So, make every effort to create a great experience for every candidate you encounter. This will help you get the right people through the door and the benefits are more far reaching than that. If a potential hire has a great experience from resume drop through onsite interview, chances are they will speak highly of your company in other circles (hence, amplifying the power of word of mouth). This is the case even if they don’t get the job. The converse of that is true, too. If you run a candidate through a disorganized interview process, leave them hanging for weeks with no communication or, quite simply, don’t treat them with common courtesy, there could be far-reaching negative effects. They may tell their friends about the bad experience or worse, post a review to an online network or job board about how poorly your company handled the interview process. Good news travels. Bad news will beat it to the punch.

Hiring Best Practices

We found that sticking to a structured hiring schedule helps the process from getting away from us. Here is an overview of our schedule from start to finish:

  1. Before Interviews:
  • Prompt, frequent and friendly follow-up communication throughout before and during the entire interview process. Give them a reliable touchpoint within the hiring team.
  1. During Interview Process:
  • Face time with executives and founders, especially at a smaller company, is important.
  • Take a candidate to lunch or coffee during an onsite interview. It takes the edge off.
  • Be sure that your employees involved in the process are prepared and well-informed about the individual. Send them an email before the interview with a resume and other pertinent information about the candidate.
  • Strike a balance. Give your candidates a fair shake but make decisions quickly. If someone doesn’t seem to be a fit, figure that out early in the process and save everyone some time.
  1. After Interviews:
  • Have all employees submit feedback within an hour of the interview.
  • Don’t bias the process towards any single employee’s opinion. We use a blind scoring system that only the hiring manager can see until we decide on the candidate.
  • We debrief after every candidate, everyone provides a ranking at the same time, then we go around the room and discuss our feedback.
  1. Before Hiring:
  • When you want to hire someone, check references quickly and get out an offer within five business days.
  • If it’s a no, try to let them know as soon as possible or within a day.
  • If you need to pass on a candidate, do it with respect. You want every stage of your recruiting process to be a positive one, even if you’re delivering “bad” news.
  1. From Offer to Onboarding:
  • We learned some things from a16z about how to handle the first few days after someone starts. Treat them each with high regard. The beginning is important.
  • We start their first day giving new hires a box of donut holes. They walk around to meet everyone in the company to learn and share something about their new colleagues. It’s a great way to break the ice and get to know a handful of people your first day.
  • We also ask them three questions in front of the company during our weekly team meeting. But you’ll have to get a job at PeerStreet to learn what they are.
  • Conduct training that involves people across the company. We have a new hire training deck that runs through logistics, FAQs, information about our culture, and more.

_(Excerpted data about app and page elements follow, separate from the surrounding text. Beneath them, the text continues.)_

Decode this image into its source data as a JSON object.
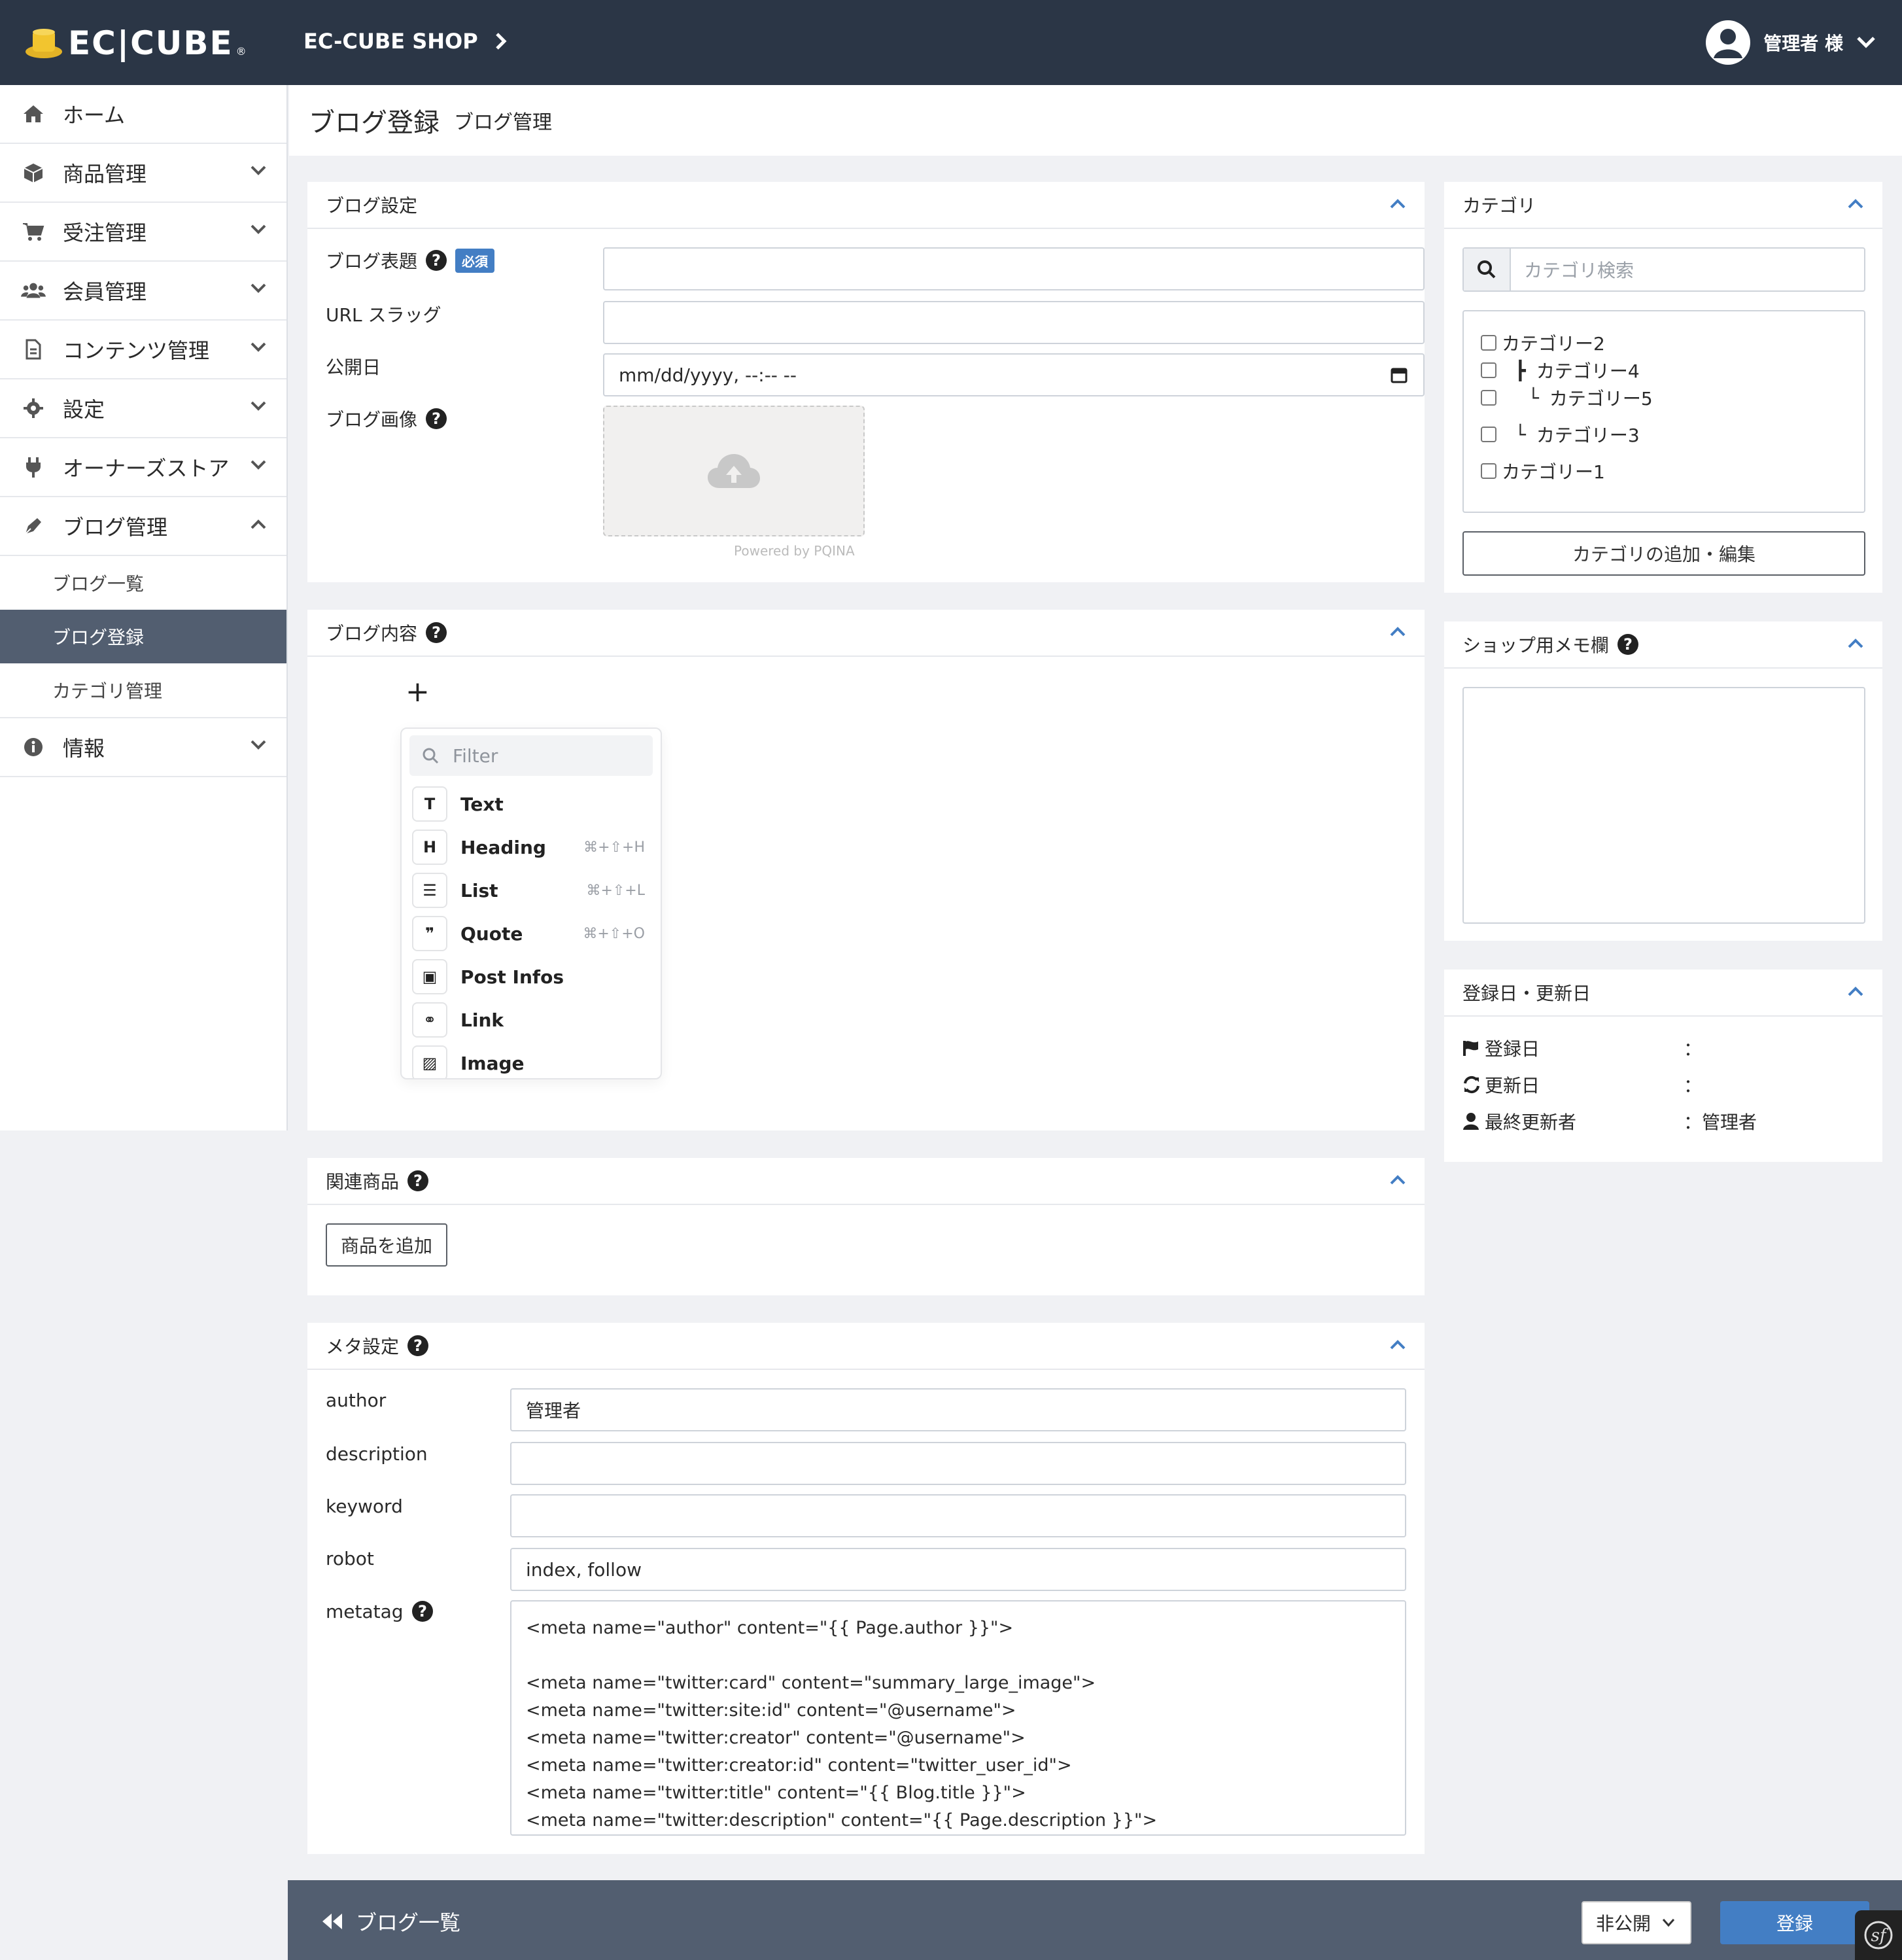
{
  "header": {
    "logo_text": "EC|CUBE",
    "shop_name": "EC-CUBE SHOP",
    "user_label": "管理者 様"
  },
  "sidebar": {
    "items": [
      {
        "label": "ホーム",
        "icon": "home-icon"
      },
      {
        "label": "商品管理",
        "icon": "box-icon"
      },
      {
        "label": "受注管理",
        "icon": "cart-icon"
      },
      {
        "label": "会員管理",
        "icon": "users-icon"
      },
      {
        "label": "コンテンツ管理",
        "icon": "file-icon"
      },
      {
        "label": "設定",
        "icon": "gear-icon"
      },
      {
        "label": "オーナーズストア",
        "icon": "plug-icon"
      },
      {
        "label": "ブログ管理",
        "icon": "pen-icon"
      },
      {
        "label": "情報",
        "icon": "info-icon"
      }
    ],
    "sub_items": [
      {
        "label": "ブログ一覧"
      },
      {
        "label": "ブログ登録"
      },
      {
        "label": "カテゴリ管理"
      }
    ]
  },
  "page": {
    "title": "ブログ登録",
    "subtitle": "ブログ管理"
  },
  "blog_settings": {
    "heading": "ブログ設定",
    "title_label": "ブログ表題",
    "required_badge": "必須",
    "slug_label": "URL スラッグ",
    "publish_label": "公開日",
    "publish_placeholder": "mm/dd/yyyy, --:-- --",
    "image_label": "ブログ画像",
    "powered_by": "Powered by PQINA"
  },
  "blog_content": {
    "heading": "ブログ内容",
    "add_symbol": "+",
    "filter_placeholder": "Filter",
    "blocks": [
      {
        "label": "Text",
        "glyph": "T",
        "shortcut": ""
      },
      {
        "label": "Heading",
        "glyph": "H",
        "shortcut": "⌘+⇧+H"
      },
      {
        "label": "List",
        "glyph": "☰",
        "shortcut": "⌘+⇧+L"
      },
      {
        "label": "Quote",
        "glyph": "❞",
        "shortcut": "⌘+⇧+O"
      },
      {
        "label": "Post Infos",
        "glyph": "▣",
        "shortcut": ""
      },
      {
        "label": "Link",
        "glyph": "⚭",
        "shortcut": ""
      },
      {
        "label": "Image",
        "glyph": "▨",
        "shortcut": ""
      }
    ]
  },
  "related_products": {
    "heading": "関連商品",
    "add_button": "商品を追加"
  },
  "meta": {
    "heading": "メタ設定",
    "author_label": "author",
    "author_value": "管理者",
    "description_label": "description",
    "keyword_label": "keyword",
    "robot_label": "robot",
    "robot_value": "index, follow",
    "metatag_label": "metatag",
    "metatag_value": "<meta name=\"author\" content=\"{{ Page.author }}\">\n\n<meta name=\"twitter:card\" content=\"summary_large_image\">\n<meta name=\"twitter:site:id\" content=\"@username\">\n<meta name=\"twitter:creator\" content=\"@username\">\n<meta name=\"twitter:creator:id\" content=\"twitter_user_id\">\n<meta name=\"twitter:title\" content=\"{{ Blog.title }}\">\n<meta name=\"twitter:description\" content=\"{{ Page.description }}\">"
  },
  "category": {
    "heading": "カテゴリ",
    "search_placeholder": "カテゴリ検索",
    "items": [
      {
        "label": "カテゴリー2",
        "prefix": ""
      },
      {
        "label": "カテゴリー4",
        "prefix": "┣"
      },
      {
        "label": "カテゴリー5",
        "prefix": "└"
      },
      {
        "label": "カテゴリー3",
        "prefix": "└"
      },
      {
        "label": "カテゴリー1",
        "prefix": ""
      }
    ],
    "edit_button": "カテゴリの追加・編集"
  },
  "memo": {
    "heading": "ショップ用メモ欄"
  },
  "dates": {
    "heading": "登録日・更新日",
    "created_label": "登録日",
    "updated_label": "更新日",
    "last_editor_label": "最終更新者",
    "created_value": "：",
    "updated_value": "：",
    "last_editor_value": "：管理者"
  },
  "footer": {
    "back_label": "ブログ一覧",
    "status_value": "非公開",
    "submit_label": "登録"
  },
  "colors": {
    "header_bg": "#2b3646",
    "accent": "#437ec4",
    "footer_bg": "#525e70"
  }
}
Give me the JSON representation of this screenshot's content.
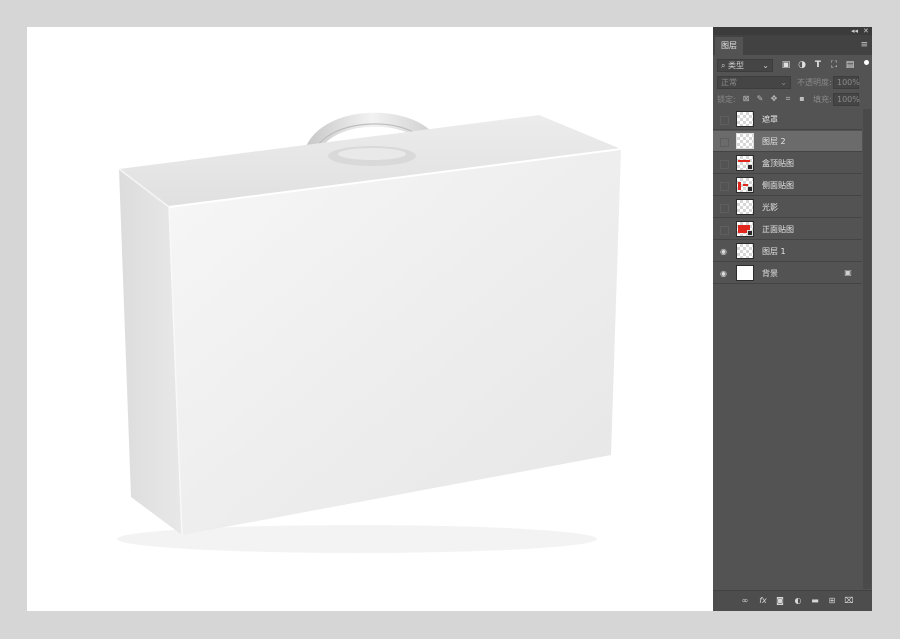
{
  "panel": {
    "collapse_glyph": "◂◂",
    "close_glyph": "✕",
    "tab_label": "图层",
    "menu_icon": "≡",
    "filter": {
      "kind_label": "类型",
      "icons": [
        "image-filter-icon",
        "adjustment-filter-icon",
        "type-filter-icon",
        "shape-filter-icon",
        "smart-object-filter-icon"
      ]
    },
    "blend_mode": "正常",
    "opacity_label": "不透明度:",
    "opacity_value": "100%",
    "lock_label": "锁定:",
    "fill_label": "填充:",
    "fill_value": "100%"
  },
  "layers": [
    {
      "name": "遮罩",
      "visible": false,
      "thumb": "transparent",
      "selected": false
    },
    {
      "name": "图层 2",
      "visible": false,
      "thumb": "transparent",
      "selected": true
    },
    {
      "name": "盒顶贴图",
      "visible": false,
      "thumb": "red-strip-smart",
      "selected": false
    },
    {
      "name": "侧面贴图",
      "visible": false,
      "thumb": "red-side-smart",
      "selected": false
    },
    {
      "name": "光影",
      "visible": false,
      "thumb": "transparent",
      "selected": false
    },
    {
      "name": "正面贴图",
      "visible": false,
      "thumb": "red-fill-smart",
      "selected": false
    },
    {
      "name": "图层 1",
      "visible": true,
      "thumb": "transparent",
      "selected": false
    },
    {
      "name": "背景",
      "visible": true,
      "thumb": "white",
      "selected": false,
      "locked": true
    }
  ],
  "glyphs": {
    "eye": "👁",
    "lock": "🔒",
    "link": "⚭",
    "fx": "fx",
    "mask": "◙",
    "adjust": "◐",
    "folder": "▆",
    "new_layer": "⊞",
    "trash": "🗑"
  },
  "colors": {
    "panel_bg": "#535353",
    "selected_row": "#6b6b6b",
    "accent_red": "#e0261d"
  }
}
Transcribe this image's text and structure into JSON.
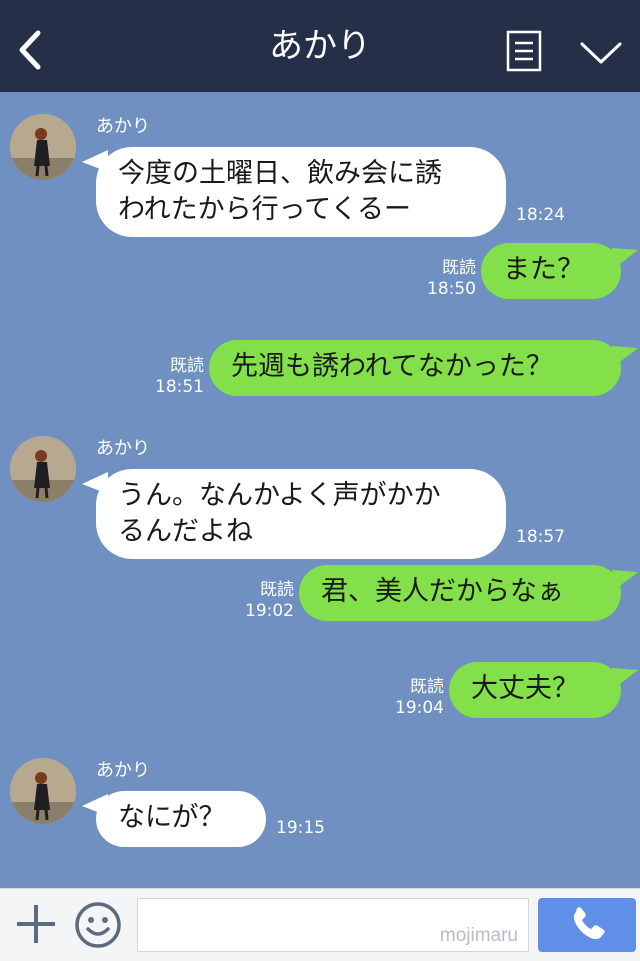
{
  "header": {
    "title": "あかり",
    "icons": [
      "chevron-left-icon",
      "menu-list-icon",
      "chevron-down-icon"
    ]
  },
  "messages": [
    {
      "sender": "あかり",
      "text": "今度の土曜日、飲み会に誘\nわれたから行ってくるー",
      "time": "18:24",
      "direction": "in"
    },
    {
      "read": "既読",
      "time": "18:50",
      "text": "また？",
      "direction": "out"
    },
    {
      "read": "既読",
      "time": "18:51",
      "text": "先週も誘われてなかった？",
      "direction": "out"
    },
    {
      "sender": "あかり",
      "text": "うん。なんかよく声がかか\nるんだよね",
      "time": "18:57",
      "direction": "in"
    },
    {
      "read": "既読",
      "time": "19:02",
      "text": "君、美人だからなぁ",
      "direction": "out"
    },
    {
      "read": "既読",
      "time": "19:04",
      "text": "大丈夫？",
      "direction": "out"
    },
    {
      "sender": "あかり",
      "text": "なにが？",
      "time": "19:15",
      "direction": "in"
    }
  ],
  "footer": {
    "input_placeholder": "",
    "watermark": "mojimaru",
    "icons": [
      "plus-icon",
      "emoji-icon",
      "phone-icon"
    ]
  },
  "colors": {
    "header_bg": "#252f48",
    "chat_bg": "#7090c1",
    "outgoing_bubble": "#84e04a",
    "incoming_bubble": "#ffffff",
    "call_button": "#5f8fe6"
  }
}
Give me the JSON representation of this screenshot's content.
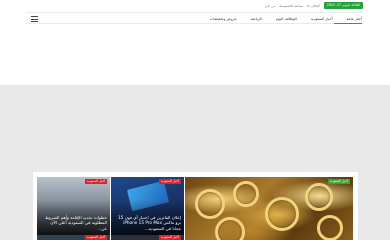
{
  "topbar": {
    "date": "الثلاثاء، فبراير 27، 2024",
    "links": [
      "الإعلان لنا",
      "سياسة الخصوصية",
      "من نحن"
    ]
  },
  "nav": {
    "items": [
      "أخبار عامة",
      "أخبار السعودية",
      "الوظائف اليوم",
      "الرياضة",
      "عروض وتخفيضات"
    ]
  },
  "featured": {
    "big": {
      "badge": "أخبار السعودية"
    },
    "middle": {
      "badge": "أخبار السعودية",
      "title": "إعلان الفائزين في اختبار آي فون 15 برو ماكس iPhone 15 Pro Max مجانا في السعودية..."
    },
    "left": {
      "badge": "أخبار السعودية",
      "title": "خطوات تجديد الإقامة وأهم الشروط المطلوبة في السعودية أعلن الآن عن..."
    },
    "bottom_badges": [
      "أخبار السعودية",
      "أخبار السعودية"
    ]
  }
}
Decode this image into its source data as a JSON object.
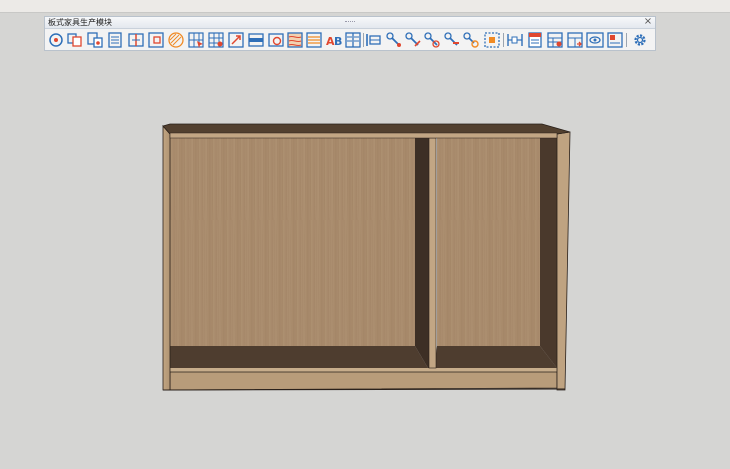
{
  "toolbar": {
    "title": "板式家具生产模块",
    "close_glyph": "×",
    "colors": {
      "icon_blue": "#2f6fb8",
      "icon_red": "#e0472f",
      "icon_orange": "#f08a24"
    },
    "buttons": [
      "target-cabinet-icon",
      "copy-panels-icon",
      "panel-stack-icon",
      "list-icon",
      "split-panel-icon",
      "panel-edit-icon",
      "hatch-panel-icon",
      "grid-select-icon",
      "grid-edit-icon",
      "resize-arrow-icon",
      "edge-band-icon",
      "panel-rotate-icon",
      "texture-panel-icon",
      "material-panel-icon",
      "text-ab-icon",
      "columns-panel-icon",
      "hardware-insert-icon",
      "drill-tool-icon",
      "drill-edit-icon",
      "drill-rotate-icon",
      "drill-delete-icon",
      "drill-search-icon",
      "boundary-icon",
      "dimension-icon",
      "label-calendar-icon",
      "report-grid-icon",
      "export-grid-icon",
      "view-eye-icon",
      "output-panel-icon",
      "settings-gear-icon"
    ]
  },
  "scene": {
    "background": "#d5d5d3",
    "wood_light": "#b49a79",
    "wood_back": "#a88c6b",
    "wood_dark": "#4d3b2e",
    "edge": "#2a211b"
  }
}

All of this is a learning process and hopefully, everything I’ve said provides guidance for early-stage companies trying to build out an effective hiring platform. With the remainder of 2017 ahead, PeerStreet is better equipped to scale our team, we have a better sense of our hiring needs and a process in place that will enable us to get to where we want to be.

Work for PeerStreet

We are always looking for top talent to join our team. If you are interested, check out our careers page to see what roles we are hiring for. You can also take a peek at what it’s like to work for PeerStreet on our culture page on LinkedIn.

Get started today with PeerStreet